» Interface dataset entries
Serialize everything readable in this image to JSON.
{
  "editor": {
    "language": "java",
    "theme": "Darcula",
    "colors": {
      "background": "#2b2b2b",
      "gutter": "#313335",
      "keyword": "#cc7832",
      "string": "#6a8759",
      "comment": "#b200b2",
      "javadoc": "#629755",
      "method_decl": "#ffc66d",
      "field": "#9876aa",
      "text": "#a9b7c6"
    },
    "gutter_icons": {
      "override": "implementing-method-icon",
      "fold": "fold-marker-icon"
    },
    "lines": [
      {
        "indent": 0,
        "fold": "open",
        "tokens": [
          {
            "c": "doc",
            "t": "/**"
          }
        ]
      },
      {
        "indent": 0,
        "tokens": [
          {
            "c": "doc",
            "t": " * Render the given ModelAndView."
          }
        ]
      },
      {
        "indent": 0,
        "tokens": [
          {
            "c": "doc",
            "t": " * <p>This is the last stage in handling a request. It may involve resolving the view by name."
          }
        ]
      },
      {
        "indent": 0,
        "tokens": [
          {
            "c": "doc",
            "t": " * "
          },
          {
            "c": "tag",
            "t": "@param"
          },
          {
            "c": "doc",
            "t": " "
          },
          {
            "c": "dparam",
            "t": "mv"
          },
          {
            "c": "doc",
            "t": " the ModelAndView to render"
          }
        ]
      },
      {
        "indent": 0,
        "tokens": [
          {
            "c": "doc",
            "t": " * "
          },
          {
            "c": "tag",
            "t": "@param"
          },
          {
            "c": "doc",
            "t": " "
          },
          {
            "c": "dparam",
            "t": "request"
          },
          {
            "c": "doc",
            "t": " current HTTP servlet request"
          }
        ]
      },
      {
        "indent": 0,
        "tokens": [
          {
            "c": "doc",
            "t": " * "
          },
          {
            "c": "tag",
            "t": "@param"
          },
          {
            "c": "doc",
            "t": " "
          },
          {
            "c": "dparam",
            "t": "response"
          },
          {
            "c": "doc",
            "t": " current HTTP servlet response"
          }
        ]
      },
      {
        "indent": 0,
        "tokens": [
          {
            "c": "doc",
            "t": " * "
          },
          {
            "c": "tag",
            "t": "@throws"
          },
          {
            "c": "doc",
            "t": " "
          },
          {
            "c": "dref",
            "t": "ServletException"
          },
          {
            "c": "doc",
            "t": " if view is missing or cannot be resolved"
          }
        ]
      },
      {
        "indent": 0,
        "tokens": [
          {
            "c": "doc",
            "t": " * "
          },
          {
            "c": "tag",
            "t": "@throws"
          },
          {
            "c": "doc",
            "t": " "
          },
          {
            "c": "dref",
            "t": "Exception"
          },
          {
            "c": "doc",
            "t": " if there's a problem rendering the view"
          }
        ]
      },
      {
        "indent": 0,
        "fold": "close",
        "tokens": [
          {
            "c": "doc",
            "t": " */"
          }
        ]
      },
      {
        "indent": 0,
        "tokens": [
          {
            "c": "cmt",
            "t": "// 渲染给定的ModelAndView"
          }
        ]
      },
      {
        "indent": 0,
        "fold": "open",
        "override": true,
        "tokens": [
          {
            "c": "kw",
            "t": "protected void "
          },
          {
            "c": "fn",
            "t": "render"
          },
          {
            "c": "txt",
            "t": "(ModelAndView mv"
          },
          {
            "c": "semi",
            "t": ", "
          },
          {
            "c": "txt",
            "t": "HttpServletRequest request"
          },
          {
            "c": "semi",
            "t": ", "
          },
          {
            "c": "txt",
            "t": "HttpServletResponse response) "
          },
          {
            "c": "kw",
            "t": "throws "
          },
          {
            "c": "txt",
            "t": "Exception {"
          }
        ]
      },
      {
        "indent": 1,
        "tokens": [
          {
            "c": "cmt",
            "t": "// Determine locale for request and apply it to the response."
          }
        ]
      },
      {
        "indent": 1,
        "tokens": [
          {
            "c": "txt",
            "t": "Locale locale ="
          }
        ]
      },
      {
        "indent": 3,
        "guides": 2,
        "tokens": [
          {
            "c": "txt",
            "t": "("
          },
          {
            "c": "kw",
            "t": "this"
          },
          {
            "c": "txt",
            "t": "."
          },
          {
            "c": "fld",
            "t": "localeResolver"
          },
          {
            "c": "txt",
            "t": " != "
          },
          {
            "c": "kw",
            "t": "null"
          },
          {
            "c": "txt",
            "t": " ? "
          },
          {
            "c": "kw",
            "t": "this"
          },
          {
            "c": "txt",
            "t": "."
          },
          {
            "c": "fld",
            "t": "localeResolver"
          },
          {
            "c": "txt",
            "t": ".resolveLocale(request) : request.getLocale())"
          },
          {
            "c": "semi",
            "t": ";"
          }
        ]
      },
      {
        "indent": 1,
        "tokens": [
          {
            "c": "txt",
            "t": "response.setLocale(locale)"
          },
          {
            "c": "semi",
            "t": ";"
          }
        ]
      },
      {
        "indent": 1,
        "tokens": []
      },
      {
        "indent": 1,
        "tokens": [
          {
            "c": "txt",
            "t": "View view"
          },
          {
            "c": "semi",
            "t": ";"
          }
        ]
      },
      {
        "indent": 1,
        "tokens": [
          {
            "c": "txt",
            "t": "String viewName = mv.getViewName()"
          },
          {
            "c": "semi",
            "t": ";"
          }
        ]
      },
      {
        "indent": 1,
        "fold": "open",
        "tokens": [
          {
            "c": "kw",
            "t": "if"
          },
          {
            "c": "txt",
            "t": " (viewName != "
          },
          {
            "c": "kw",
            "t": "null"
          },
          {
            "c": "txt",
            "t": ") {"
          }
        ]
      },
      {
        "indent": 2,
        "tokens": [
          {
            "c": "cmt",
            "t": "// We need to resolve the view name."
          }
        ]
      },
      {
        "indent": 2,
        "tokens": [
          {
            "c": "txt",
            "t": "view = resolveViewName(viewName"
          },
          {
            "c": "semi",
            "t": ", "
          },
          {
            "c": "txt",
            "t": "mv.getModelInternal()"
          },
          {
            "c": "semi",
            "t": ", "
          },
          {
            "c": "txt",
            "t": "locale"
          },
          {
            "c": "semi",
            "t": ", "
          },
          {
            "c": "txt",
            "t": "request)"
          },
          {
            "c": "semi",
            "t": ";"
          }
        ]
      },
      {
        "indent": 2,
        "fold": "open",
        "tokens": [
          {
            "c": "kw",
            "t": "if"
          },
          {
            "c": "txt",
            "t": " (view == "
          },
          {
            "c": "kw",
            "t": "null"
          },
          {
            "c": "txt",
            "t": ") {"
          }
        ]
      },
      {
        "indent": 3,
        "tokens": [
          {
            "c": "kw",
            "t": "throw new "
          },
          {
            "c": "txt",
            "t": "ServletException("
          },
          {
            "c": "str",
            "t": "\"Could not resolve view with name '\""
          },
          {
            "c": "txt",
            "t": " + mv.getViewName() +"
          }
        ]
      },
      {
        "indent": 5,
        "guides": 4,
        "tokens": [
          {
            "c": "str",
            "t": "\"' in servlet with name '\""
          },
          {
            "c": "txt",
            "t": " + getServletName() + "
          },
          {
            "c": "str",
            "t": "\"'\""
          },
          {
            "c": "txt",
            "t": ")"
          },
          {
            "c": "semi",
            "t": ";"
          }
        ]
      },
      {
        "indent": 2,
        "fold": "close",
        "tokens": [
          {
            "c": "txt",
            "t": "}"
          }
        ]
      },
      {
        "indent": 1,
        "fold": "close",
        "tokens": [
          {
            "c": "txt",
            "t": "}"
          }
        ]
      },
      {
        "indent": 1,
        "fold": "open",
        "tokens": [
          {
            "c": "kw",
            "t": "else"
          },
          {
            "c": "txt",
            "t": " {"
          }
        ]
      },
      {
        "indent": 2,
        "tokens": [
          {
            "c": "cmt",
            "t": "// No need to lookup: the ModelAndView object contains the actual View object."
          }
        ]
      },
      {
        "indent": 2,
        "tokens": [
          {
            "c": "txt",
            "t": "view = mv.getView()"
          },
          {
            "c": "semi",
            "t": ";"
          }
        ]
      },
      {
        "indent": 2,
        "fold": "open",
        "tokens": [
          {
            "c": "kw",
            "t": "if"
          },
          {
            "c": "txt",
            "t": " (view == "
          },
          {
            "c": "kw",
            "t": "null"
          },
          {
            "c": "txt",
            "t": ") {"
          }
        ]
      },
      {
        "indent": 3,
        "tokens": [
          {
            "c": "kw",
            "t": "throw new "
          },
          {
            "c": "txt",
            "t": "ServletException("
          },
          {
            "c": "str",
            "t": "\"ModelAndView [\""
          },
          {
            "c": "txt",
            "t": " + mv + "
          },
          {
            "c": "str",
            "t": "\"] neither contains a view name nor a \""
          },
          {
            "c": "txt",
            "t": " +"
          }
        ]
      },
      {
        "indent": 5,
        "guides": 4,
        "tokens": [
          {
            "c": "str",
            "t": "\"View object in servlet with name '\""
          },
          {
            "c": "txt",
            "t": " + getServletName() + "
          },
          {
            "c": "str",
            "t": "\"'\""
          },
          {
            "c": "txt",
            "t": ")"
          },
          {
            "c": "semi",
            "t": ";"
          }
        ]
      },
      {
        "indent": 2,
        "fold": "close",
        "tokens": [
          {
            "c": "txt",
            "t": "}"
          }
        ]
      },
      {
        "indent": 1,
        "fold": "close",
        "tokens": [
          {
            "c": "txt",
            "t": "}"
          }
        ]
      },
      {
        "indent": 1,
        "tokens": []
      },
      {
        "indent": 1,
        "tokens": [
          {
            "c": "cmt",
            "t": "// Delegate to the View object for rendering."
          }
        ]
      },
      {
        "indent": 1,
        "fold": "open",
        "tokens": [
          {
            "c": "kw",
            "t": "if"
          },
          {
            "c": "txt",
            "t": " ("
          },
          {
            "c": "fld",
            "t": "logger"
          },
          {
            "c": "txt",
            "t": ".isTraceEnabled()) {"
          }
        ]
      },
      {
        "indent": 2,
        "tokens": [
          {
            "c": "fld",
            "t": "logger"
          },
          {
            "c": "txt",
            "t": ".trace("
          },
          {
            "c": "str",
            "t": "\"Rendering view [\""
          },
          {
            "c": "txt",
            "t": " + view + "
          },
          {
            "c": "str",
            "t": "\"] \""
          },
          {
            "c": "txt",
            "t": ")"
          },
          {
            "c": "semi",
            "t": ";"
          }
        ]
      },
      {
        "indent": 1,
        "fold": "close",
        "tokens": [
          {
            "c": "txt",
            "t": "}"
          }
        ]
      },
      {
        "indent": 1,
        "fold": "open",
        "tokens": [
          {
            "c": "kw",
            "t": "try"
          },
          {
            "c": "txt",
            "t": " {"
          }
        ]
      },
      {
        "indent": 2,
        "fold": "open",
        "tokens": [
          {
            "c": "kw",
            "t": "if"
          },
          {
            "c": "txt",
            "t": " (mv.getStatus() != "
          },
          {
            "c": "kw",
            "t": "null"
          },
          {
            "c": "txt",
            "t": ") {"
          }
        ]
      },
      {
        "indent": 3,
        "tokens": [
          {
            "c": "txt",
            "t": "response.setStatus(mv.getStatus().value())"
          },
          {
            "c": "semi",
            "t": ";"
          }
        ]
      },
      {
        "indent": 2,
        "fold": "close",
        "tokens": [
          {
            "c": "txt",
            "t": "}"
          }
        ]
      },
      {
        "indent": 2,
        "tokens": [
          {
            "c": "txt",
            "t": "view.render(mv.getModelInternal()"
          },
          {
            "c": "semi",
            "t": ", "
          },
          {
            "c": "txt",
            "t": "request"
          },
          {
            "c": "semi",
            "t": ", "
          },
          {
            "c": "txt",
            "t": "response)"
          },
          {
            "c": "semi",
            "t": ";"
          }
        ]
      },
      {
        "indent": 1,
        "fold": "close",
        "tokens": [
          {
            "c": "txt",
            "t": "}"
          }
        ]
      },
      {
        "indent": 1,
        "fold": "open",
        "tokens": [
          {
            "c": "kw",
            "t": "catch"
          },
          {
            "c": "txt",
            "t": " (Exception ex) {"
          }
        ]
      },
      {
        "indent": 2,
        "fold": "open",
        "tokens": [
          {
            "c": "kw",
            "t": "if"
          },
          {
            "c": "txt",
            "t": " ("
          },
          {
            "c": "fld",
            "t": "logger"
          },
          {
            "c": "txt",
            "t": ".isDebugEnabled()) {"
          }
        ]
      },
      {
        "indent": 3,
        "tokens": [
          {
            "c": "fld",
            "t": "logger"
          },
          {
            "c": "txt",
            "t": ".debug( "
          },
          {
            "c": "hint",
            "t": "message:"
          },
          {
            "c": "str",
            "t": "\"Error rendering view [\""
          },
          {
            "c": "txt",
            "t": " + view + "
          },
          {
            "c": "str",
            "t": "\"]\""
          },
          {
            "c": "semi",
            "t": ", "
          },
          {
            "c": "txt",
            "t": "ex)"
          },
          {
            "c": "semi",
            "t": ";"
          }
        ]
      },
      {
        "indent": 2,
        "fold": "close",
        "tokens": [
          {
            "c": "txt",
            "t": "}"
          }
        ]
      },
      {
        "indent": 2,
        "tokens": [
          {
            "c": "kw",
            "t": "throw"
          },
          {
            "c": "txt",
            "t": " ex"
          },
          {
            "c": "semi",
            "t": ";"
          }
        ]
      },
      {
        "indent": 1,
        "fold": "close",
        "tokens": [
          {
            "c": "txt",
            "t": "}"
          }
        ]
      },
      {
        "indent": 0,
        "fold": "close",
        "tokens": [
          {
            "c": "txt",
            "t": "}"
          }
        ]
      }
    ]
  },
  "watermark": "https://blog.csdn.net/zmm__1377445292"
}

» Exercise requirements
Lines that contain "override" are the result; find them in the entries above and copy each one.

» Output for this exercise
      "override": "implementing-method-icon",
        "override": true,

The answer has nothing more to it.